So now I had three letters from three different professionals stating that I had gender dysphoria. At this point, it was nearing the end of December 2021, over a year after I started this process.
Seeing ANOTHER Surgeon
After my surgeon had THREE letters certifying my gender dysphoria and the unnecessariness of testosterone, he asked me if I was still planning on leaving my cervix in.
He said that since I was leaving my cervix in, which is not commonly done during a laparoscopic hysterectomy, he wanted me to meet with another surgeon who was a minimally invasive specialist, as he wanted her there during the procedure.
I called to book an appointment with this additional surgeon and she was booked out for almost two months. So I had to wait another two months to talk to this person in mid-February 2022.
At this point, I was beyond frustrated with this entire process. My surgeon knew in August 2021 that I intended to leave my cervix in. Why did he wait until December to ask me to meet with another surgeon about my cervix?
So while I thought I would be waiting to hear about scheduling, now I was just waiting to talk to this minimally invasive specialist surgeon for weeks on end, which was incredibly frustrating. Meanwhile, I was becoming increasingly aware of my dysphoria every time I had my period, and I would be massively depressed even if I wasn’t in much pain.

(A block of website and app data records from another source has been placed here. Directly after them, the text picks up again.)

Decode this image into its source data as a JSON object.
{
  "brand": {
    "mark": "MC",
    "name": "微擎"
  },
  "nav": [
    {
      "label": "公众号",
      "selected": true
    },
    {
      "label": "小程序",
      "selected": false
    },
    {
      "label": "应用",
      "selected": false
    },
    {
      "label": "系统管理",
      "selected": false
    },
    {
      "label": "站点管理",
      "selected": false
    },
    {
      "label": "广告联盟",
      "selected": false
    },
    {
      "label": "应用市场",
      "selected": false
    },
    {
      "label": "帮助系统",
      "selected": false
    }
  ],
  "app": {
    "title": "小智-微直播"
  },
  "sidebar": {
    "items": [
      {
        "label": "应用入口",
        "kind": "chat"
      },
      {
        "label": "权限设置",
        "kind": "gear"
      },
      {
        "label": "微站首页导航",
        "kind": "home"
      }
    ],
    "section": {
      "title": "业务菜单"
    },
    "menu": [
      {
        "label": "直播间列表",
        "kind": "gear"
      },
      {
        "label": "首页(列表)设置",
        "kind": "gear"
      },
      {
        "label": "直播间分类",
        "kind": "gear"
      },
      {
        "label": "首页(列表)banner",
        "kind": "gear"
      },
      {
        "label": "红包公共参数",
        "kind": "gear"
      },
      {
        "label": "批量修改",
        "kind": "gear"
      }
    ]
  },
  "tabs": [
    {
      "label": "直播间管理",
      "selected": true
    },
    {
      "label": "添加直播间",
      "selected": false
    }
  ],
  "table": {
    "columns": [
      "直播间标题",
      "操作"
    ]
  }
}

I finally did talk to her and I really liked her. The appointment also put me at ease because, unlike the other two surgeons I had spoken to, she told me that if I wanted to leave my cervix in, it was completely fine. I was at low risk for cervical cancer, and as long as they didn’t find endometriosis all over my cervix when they opened me up, I could leave it in without problems.
I was very aware of the risks and benefits of leaving my cervix in, and we reviewed them during my appointment. I did learn, however, that keeping my cervix in would be less trauma to my body than taking it out. It also would cut my recovery time in half and it even eliminated the risk for vaginal cuff dehiscence, (if you don’t know what this is, have fun looking it up).
At the end of the appointment, she shared she would get back in touch with my original surgeon, as they would be doing the procedure together. I told her I would follow up with him too about the next steps.
FINALLY, A SURGERY DATE!
Another two weeks went by before I got a call from the hospital to schedule my surgery—the surgery date was April 7, 2022. I was beyond excited and spent the next few days skipping around and talking to anyone who would listen about my surgery (it was just my husband, haha).
It took 15 months from the time I booked that first OB/GYN appointment to get an official surgery date. I’m not sure how much of this was related to doctors being booked out because of COVID, but I do know that I worked my hardest to make this surgery happen as soon as possible.
This article can’t possibly capture the pain, depression, and dread I have experienced throughout 20 years of having a period and then going through a process to try and get help and having to wait almost a year and a half before I could get the problem taken care of. But I’m sharing my experience for others who might be on this journey.
As I’m posting this article I no longer have a uterus and am recovering from my supracervical laparoscopic hysterectomy, which was finally approved by the insurance company and I successfully had my procedure.
The doctors did not find any endometrosis and my uterus was unusually small: 40 grams compared to the normal 60. So at this point I’m assuming my intense pain and heavy bleeding were all EDS-related.
I will be posting an article about my decision to leave my cervix in as well as my healing protocol for this procedure. Kisses!
Special thanks to Lin Amendt for helping me along this journey and for helping me make the pivotal decision to leave my cervix in. And of course to my amazing husband Ian for his unconditional love and support throughout this process and always (and for taking these badass pics).